» **Provided entries**
• • • • • • •

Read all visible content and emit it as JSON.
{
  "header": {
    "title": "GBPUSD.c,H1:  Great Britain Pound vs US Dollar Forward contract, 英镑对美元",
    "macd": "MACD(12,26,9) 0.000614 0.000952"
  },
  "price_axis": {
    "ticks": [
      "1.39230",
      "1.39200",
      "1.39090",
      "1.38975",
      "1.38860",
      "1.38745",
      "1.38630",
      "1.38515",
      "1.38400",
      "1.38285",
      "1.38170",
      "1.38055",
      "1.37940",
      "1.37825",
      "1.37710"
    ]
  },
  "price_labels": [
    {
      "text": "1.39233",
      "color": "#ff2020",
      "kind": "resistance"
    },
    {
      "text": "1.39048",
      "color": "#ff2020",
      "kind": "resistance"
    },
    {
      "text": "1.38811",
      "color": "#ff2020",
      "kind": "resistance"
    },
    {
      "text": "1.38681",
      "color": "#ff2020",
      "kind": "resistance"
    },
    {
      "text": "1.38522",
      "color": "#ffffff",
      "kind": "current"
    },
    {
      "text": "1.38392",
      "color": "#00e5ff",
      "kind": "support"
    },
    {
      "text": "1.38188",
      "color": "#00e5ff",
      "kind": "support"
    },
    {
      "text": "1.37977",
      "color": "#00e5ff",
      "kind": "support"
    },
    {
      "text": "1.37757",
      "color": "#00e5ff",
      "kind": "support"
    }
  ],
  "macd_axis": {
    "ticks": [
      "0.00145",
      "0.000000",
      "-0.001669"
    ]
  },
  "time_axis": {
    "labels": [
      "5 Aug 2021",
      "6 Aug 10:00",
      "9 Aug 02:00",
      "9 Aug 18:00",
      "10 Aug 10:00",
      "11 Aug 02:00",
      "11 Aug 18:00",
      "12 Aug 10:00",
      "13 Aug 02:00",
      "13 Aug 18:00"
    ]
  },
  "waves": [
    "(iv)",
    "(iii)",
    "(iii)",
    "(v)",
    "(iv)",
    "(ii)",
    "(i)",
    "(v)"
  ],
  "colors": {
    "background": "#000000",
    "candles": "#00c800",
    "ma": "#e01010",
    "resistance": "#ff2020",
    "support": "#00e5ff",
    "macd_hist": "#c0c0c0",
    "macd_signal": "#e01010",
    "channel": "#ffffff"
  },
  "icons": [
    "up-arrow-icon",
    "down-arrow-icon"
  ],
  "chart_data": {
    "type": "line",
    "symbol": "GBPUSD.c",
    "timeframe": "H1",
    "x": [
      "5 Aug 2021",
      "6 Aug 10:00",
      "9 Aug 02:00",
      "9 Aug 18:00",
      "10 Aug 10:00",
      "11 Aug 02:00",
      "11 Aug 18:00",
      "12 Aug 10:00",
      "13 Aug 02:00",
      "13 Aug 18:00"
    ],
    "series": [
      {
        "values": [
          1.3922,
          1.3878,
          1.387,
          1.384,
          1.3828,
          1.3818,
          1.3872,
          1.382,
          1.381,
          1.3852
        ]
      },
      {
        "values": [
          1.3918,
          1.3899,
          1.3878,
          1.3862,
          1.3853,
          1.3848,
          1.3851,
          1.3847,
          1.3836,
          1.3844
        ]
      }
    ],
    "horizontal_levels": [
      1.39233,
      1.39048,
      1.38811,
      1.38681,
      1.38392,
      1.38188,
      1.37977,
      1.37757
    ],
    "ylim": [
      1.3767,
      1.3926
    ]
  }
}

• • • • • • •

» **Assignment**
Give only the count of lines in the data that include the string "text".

» **Exercise output**
9